Back to Ganoksin | FAQ | Contact

Maleable bronze


#1

Hi All I was thinking of making a bronze-age type dagger and was
wondering what type of alloy to use. I know there is casting bronze
but can you forge, roll, cut etc this type? I am sure there are some
alloy fundies out there.

Thanks in advance for your help Sam


#2

I guess you mean “malleable” (maybe not). The nicest bronze to
cast is one of the silicon bronzes - Everdur (95 -88 % copper,
1-1/2 5 to 4 % silicon , 0.25 to 1 % manganese) or Herculoy (96 5
copper. 3.5 % silicon 0.5 %, tin). These are easy to cast
particularly in larger very accurate shapes using ceramic shell
techniques with lost wax patterns. With good techniques you won’t
need to forge them – They can be cold worked to higher tensile
strengths but they are very good as cast. Forging is possible but
as in most copper alloys the forging temperature range is narrow and
critical. For decorative purposes ( the only legitimate ones) it
is great.

jesse

Berryllium copper make good tools but Berrylium is NASTY… don’t
fool with it .


#3
    Hi All I was thinking of making a bronze-age type dagger and
was wondering what type of alloy to use. 

Hi Sam;

Long ago, I got hold of a scrap of “AMPCO” bronze. I’m not sure the
exact composition of this alloy, but if you don’t care about
authenticity, this is about the toughest bronze I’ve ever tried to
work, so I would bet it would be great for an edge weapon, at least a
bronze one. The color was pretty appealing too. I think I aquired
it from the scrap bin at Copper and Brass Sales, in Detroit. They
have a minimum order now of, I think $200, so perhaps you can scare
up some of this on the web.

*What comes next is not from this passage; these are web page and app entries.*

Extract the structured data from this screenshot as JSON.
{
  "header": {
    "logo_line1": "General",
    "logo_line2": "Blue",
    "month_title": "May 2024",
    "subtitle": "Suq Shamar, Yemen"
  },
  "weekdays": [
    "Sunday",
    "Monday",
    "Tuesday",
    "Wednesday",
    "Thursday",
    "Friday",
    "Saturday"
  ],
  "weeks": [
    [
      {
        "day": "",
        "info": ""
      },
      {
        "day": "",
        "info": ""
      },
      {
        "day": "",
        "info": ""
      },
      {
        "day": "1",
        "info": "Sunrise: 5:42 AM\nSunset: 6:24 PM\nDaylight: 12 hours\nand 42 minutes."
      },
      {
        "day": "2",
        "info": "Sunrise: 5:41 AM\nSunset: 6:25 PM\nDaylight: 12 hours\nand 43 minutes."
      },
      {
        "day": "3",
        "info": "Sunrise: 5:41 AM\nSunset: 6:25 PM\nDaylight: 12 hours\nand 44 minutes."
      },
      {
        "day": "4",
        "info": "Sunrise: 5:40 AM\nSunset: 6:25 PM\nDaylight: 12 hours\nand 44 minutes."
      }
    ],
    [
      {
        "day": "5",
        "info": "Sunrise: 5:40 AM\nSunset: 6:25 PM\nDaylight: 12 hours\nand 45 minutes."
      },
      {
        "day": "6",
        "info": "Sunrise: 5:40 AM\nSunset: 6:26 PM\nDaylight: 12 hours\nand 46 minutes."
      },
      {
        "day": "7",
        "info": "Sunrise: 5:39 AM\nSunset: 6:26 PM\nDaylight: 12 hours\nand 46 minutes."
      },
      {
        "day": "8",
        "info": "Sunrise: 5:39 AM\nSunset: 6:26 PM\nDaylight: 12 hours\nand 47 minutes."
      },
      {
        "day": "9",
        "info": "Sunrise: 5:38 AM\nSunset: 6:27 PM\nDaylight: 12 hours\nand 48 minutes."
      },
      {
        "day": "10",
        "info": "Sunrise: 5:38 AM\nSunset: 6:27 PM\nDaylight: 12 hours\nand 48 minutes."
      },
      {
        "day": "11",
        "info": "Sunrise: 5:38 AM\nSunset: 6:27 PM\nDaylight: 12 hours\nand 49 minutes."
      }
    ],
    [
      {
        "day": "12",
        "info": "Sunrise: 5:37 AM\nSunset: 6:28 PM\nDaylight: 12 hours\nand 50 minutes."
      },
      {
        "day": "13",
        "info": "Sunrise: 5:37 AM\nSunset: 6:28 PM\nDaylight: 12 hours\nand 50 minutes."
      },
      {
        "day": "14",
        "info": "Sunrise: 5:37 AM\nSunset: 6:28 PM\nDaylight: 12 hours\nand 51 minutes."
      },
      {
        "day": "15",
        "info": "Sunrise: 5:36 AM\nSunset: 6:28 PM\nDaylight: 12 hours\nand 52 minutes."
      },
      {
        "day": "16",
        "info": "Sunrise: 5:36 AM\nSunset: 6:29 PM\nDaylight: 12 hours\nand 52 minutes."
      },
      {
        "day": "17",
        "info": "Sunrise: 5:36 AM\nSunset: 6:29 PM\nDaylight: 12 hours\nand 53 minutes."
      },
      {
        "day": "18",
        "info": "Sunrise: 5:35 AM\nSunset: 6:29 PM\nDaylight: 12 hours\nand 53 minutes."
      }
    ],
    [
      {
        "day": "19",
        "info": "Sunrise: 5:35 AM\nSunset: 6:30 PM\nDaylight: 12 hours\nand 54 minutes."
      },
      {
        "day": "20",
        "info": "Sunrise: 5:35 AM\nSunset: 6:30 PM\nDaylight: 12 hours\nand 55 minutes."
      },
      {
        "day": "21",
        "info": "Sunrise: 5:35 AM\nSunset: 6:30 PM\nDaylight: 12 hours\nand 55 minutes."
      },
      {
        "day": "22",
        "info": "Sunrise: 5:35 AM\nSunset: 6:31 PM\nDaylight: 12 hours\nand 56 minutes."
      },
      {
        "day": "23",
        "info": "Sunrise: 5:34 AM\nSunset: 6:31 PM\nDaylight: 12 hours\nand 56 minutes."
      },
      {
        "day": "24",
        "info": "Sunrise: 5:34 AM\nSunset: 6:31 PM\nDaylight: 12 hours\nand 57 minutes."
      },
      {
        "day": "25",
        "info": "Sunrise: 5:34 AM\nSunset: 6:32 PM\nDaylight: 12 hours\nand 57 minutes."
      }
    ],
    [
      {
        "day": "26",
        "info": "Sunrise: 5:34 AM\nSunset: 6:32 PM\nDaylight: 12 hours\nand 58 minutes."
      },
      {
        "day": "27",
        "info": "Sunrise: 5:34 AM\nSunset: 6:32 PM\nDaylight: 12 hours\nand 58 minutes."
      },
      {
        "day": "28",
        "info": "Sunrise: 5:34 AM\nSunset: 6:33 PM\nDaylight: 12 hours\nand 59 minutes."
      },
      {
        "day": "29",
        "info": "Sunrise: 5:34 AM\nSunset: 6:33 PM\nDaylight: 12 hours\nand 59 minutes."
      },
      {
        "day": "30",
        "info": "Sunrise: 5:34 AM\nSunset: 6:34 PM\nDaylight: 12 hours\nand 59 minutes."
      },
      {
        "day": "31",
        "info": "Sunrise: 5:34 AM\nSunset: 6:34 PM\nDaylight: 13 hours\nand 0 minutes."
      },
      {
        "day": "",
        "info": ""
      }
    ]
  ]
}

#4

Sam, I use a silicon bronze with the trade name Everdur (sp?). It
casts very well, forges easily and consistently, can be formed-- even
raised-- is a pleasing color, takes patina and welds beauitfuly to
itself and to some other metals such as silver and gold.

Take care, Andy Cooperman
coopermanjewelry.com


#5

Sam, you might post this question to Artmetal.com. You can post a
question without joining the email list.

Marilyn Smith


#6

Dear Sam,

To have a malleable bronze, the alloy element of Sn may not be over
8% above this you get brittle CuSn particles in your bronze. Also
elements such as lead, and aluminium phosphor are nice to make
bearings. But a problem if you want to a malleable alloy. A good and
obtainable alloy is CuSn6. In the early days a bronze sword is casted
and than the blade is hammered out to get more strengt. Also where
these blades not longer than 55 cm.

Good luck

Martin Niemeijer

Ndesign
Cultuurwerkplaats R10
Rieteweg 10
8041 AK, Zwolle
The Netherlands
info@ndesign.nl ;www.ndesign.nl
Phone +31 (0)38 7501258
Mobile phone +31 (0)651831576


#7

A lot of the early (and later) copper alloys were all over the map,
metallurgically. Lead was a common addition to the Copper-Tin to
alter the casting behavior and malleability. I know that in many
medieval items that have been analyzed, the lead content runs 2 to 8
%.

According to the book Swords and Hilt Weapons by Michael Coe, et.
al. (ISBN 1-56619-249-8),

Swords and Hilt Weapons
Hardcover
http://www.ganoksin.com/jewelry-books/us/product/1566192498.htm

early bronze weapons were cast, and likely finished out by stock
removal, there was little evidence of either hot or cold forging
except for possible work hardening of the edges.

Ron Charlotte – Gainesville, FL
@Ron_Charlotte1 OR afn03234@afn.org


#8

That was probably beryllium copper. I have some AMPCO marked non
spark tools that are beryllium copper. It makes tough tools but the
beryllium is not nice stuff to melt and the dust is equaly bad
stuff.

jesse


#9
       That was probably beryllium copper. I have some AMPCO
marked non spark tools that are  beryllium copper. It makes tough
tools but the beryllium is not nice stuff to melt  and the dust is
equaly bad stuff. 

I made a mistake on the AMPCO wrenches I have – I believe they are
aluminum bronze not beryllium copper— but beryllium copper is
also used for non sparking and non magnetic tools.

jesse


#10

I’m not 100% certain, but I think there’s probably a good reason that
bronze age weapons and tools were cast rather than forged. I
recommend researching the topic of bronze age tools and how they
were made.


#11

Thanks for all the great responses. Yes, I did mean malleable. I
think I will cast and then forge a bit to give it strength. I will
not be put to hard use so that should be fine.

Ta
Sam